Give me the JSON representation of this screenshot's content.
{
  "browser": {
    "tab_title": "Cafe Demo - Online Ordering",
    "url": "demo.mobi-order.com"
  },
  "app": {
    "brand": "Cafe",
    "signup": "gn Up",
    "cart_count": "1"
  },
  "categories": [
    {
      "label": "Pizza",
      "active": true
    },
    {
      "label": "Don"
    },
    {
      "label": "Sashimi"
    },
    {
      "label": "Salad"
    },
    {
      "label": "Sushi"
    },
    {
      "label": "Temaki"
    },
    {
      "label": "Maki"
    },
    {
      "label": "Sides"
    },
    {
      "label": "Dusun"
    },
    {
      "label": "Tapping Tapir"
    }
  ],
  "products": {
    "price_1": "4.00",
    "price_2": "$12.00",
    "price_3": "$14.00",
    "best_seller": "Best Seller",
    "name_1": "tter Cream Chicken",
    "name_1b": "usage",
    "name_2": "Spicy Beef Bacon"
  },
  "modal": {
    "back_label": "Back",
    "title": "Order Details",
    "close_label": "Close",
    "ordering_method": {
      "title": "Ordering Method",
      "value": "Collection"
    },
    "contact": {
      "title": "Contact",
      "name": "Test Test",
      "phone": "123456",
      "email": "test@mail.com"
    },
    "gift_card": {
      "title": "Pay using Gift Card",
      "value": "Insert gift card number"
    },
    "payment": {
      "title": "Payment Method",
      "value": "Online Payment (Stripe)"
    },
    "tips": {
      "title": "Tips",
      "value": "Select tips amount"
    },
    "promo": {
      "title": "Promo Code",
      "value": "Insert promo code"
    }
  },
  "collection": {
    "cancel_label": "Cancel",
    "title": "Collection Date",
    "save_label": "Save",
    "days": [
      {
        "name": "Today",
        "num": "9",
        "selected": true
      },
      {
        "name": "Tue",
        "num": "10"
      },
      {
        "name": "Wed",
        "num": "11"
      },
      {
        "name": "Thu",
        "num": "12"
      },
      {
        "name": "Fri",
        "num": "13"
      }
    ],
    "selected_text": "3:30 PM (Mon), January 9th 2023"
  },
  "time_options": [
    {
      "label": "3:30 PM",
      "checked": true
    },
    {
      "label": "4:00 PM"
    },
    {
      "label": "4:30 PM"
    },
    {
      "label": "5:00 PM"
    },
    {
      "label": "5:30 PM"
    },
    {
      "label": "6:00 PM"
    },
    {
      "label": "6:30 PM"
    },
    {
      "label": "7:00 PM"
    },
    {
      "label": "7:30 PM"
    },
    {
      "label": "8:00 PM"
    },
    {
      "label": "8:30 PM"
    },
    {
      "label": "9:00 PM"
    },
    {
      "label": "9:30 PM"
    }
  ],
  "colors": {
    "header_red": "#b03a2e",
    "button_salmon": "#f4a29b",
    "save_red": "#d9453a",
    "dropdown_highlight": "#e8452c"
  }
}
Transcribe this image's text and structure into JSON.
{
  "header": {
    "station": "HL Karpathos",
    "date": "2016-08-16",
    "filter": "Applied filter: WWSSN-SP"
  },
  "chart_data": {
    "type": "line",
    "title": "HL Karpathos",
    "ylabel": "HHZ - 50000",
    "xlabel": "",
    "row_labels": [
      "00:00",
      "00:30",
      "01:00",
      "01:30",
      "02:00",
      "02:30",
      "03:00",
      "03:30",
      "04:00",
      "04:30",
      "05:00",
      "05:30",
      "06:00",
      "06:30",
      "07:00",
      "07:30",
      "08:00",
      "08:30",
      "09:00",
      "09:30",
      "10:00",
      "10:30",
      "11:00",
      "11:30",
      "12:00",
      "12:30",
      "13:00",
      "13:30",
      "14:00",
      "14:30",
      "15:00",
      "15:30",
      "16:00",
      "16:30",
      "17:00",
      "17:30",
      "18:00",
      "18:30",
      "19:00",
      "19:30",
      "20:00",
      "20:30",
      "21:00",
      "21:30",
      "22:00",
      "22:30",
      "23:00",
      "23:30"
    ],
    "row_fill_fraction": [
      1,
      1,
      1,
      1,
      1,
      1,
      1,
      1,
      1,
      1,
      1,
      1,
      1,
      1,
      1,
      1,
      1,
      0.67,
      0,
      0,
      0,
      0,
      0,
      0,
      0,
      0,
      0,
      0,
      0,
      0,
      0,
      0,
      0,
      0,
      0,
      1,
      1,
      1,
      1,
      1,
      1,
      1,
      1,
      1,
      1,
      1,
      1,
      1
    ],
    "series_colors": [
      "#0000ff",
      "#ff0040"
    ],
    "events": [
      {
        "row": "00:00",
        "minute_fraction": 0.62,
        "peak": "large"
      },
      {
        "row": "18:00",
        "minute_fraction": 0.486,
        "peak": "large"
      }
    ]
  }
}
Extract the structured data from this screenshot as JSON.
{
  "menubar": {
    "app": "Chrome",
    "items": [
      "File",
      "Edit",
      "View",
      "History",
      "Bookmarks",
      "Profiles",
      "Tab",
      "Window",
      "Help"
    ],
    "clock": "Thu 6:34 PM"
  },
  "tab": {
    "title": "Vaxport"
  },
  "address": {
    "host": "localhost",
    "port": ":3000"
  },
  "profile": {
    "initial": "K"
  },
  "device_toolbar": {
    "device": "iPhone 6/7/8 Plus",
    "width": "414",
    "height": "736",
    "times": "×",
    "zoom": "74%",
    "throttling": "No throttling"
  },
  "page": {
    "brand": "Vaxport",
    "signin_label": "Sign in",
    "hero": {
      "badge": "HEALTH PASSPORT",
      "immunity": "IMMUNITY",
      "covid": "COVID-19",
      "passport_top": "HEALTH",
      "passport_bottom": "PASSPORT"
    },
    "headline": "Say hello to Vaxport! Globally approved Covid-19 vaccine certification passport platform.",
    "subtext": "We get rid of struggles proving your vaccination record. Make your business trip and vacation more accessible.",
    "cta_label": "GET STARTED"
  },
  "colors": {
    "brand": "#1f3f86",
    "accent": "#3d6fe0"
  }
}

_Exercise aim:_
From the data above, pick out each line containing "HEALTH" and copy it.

_Answer to the problem:_
      "badge": "HEALTH PASSPORT",
      "passport_top": "HEALTH",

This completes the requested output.